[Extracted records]
################
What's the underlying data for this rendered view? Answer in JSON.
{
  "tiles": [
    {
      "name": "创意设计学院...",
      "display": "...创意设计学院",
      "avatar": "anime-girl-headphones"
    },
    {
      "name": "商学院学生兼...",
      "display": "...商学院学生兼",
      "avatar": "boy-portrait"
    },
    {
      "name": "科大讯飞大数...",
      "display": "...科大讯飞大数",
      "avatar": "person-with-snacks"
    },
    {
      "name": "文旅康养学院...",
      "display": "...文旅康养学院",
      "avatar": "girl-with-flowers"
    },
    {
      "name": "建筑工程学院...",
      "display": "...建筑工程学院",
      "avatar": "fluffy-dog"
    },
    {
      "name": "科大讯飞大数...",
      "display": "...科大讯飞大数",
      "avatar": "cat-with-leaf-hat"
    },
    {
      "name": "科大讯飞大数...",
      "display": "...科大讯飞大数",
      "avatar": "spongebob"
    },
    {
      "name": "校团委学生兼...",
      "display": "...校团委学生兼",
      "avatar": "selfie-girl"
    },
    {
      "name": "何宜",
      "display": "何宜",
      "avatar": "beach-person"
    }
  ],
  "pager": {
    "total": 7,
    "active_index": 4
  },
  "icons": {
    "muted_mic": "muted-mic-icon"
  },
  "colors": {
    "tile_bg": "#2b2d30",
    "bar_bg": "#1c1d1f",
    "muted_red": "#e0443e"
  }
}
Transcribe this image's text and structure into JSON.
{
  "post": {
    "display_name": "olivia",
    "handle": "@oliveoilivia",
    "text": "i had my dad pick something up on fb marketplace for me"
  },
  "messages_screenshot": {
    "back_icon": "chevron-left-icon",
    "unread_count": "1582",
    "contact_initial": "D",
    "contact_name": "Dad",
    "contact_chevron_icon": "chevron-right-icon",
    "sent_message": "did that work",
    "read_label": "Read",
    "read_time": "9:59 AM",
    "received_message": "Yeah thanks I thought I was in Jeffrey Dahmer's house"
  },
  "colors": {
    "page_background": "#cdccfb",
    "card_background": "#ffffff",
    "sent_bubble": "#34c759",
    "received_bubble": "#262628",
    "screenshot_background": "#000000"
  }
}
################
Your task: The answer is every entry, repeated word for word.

Answer for this exercise:
What's the underlying data for this rendered view? Answer in JSON.
{
  "tiles": [
    {
      "name": "创意设计学院...",
      "display": "...创意设计学院",
      "avatar": "anime-girl-headphones"
    },
    {
      "name": "商学院学生兼...",
      "display": "...商学院学生兼",
      "avatar": "boy-portrait"
    },
    {
      "name": "科大讯飞大数...",
      "display": "...科大讯飞大数",
      "avatar": "person-with-snacks"
    },
    {
      "name": "文旅康养学院...",
      "display": "...文旅康养学院",
      "avatar": "girl-with-flowers"
    },
    {
      "name": "建筑工程学院...",
      "display": "...建筑工程学院",
      "avatar": "fluffy-dog"
    },
    {
      "name": "科大讯飞大数...",
      "display": "...科大讯飞大数",
      "avatar": "cat-with-leaf-hat"
    },
    {
      "name": "科大讯飞大数...",
      "display": "...科大讯飞大数",
      "avatar": "spongebob"
    },
    {
      "name": "校团委学生兼...",
      "display": "...校团委学生兼",
      "avatar": "selfie-girl"
    },
    {
      "name": "何宜",
      "display": "何宜",
      "avatar": "beach-person"
    }
  ],
  "pager": {
    "total": 7,
    "active_index": 4
  },
  "icons": {
    "muted_mic": "muted-mic-icon"
  },
  "colors": {
    "tile_bg": "#2b2d30",
    "bar_bg": "#1c1d1f",
    "muted_red": "#e0443e"
  }
}
Transcribe this image's text and structure into JSON.
{
  "post": {
    "display_name": "olivia",
    "handle": "@oliveoilivia",
    "text": "i had my dad pick something up on fb marketplace for me"
  },
  "messages_screenshot": {
    "back_icon": "chevron-left-icon",
    "unread_count": "1582",
    "contact_initial": "D",
    "contact_name": "Dad",
    "contact_chevron_icon": "chevron-right-icon",
    "sent_message": "did that work",
    "read_label": "Read",
    "read_time": "9:59 AM",
    "received_message": "Yeah thanks I thought I was in Jeffrey Dahmer's house"
  },
  "colors": {
    "page_background": "#cdccfb",
    "card_background": "#ffffff",
    "sent_bubble": "#34c759",
    "received_bubble": "#262628",
    "screenshot_background": "#000000"
  }
}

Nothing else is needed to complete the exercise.